== Directions ==
In the records below, pick out all lines containing the word "θέμα".
++++++++++++++++++++
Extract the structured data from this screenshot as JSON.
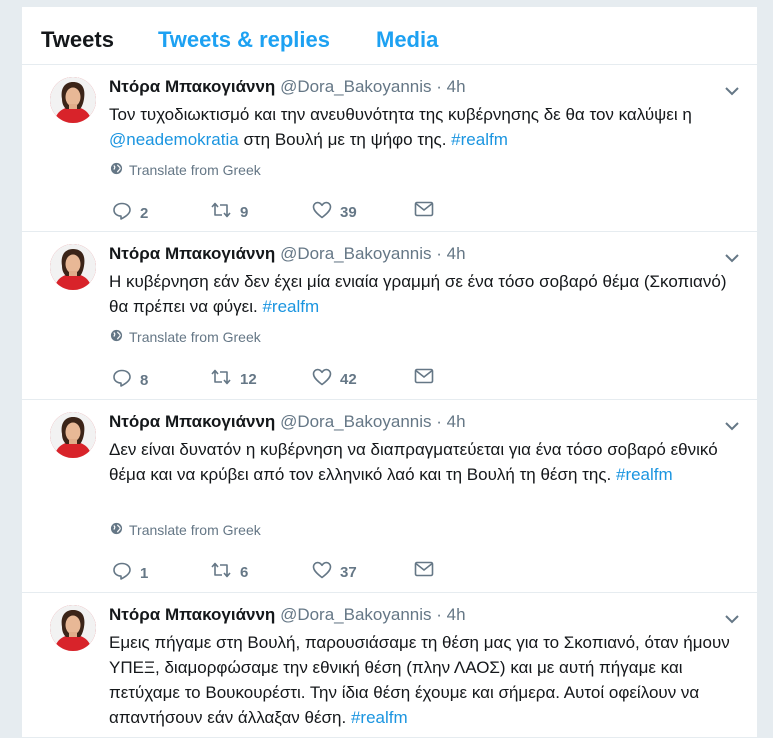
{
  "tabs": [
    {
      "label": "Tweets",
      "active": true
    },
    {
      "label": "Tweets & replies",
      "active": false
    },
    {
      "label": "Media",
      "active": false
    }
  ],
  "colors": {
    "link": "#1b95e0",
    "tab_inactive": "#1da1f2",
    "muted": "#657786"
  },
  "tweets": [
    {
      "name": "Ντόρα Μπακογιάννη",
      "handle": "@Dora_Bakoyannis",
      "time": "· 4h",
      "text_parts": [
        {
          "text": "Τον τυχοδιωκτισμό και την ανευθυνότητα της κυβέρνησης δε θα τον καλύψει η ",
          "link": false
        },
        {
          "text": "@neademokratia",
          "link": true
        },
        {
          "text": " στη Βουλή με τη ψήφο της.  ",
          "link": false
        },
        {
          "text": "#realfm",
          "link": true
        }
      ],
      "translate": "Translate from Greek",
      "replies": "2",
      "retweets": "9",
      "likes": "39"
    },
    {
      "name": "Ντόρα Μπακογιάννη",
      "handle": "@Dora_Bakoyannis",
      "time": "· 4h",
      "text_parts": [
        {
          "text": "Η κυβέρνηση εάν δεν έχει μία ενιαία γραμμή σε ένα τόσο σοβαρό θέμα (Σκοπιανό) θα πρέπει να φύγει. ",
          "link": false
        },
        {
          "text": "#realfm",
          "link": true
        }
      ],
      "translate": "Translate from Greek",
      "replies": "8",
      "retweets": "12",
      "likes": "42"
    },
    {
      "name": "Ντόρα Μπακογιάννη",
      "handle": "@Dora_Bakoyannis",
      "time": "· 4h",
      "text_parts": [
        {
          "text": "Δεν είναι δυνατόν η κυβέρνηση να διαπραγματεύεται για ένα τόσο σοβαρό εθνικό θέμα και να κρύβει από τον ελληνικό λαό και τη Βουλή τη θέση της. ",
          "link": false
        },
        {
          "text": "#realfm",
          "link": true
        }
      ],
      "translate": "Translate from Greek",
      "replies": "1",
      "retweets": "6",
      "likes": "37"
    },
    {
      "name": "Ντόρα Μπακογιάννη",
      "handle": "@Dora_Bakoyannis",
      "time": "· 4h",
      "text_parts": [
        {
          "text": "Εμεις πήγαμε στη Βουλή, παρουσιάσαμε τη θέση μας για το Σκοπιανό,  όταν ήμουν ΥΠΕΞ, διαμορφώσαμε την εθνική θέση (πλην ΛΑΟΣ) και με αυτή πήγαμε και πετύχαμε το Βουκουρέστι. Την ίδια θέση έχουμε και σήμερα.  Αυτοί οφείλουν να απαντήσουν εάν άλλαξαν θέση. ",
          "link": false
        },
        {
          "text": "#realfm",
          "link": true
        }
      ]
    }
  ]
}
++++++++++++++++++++
== Answer to this task ==
          "text": "Η κυβέρνηση εάν δεν έχει μία ενιαία γραμμή σε ένα τόσο σοβαρό θέμα (Σκοπιανό) θα πρέπει να φύγει. ",
          "text": "Δεν είναι δυνατόν η κυβέρνηση να διαπραγματεύεται για ένα τόσο σοβαρό εθνικό θέμα και να κρύβει από τον ελληνικό λαό και τη Βουλή τη θέση της. ",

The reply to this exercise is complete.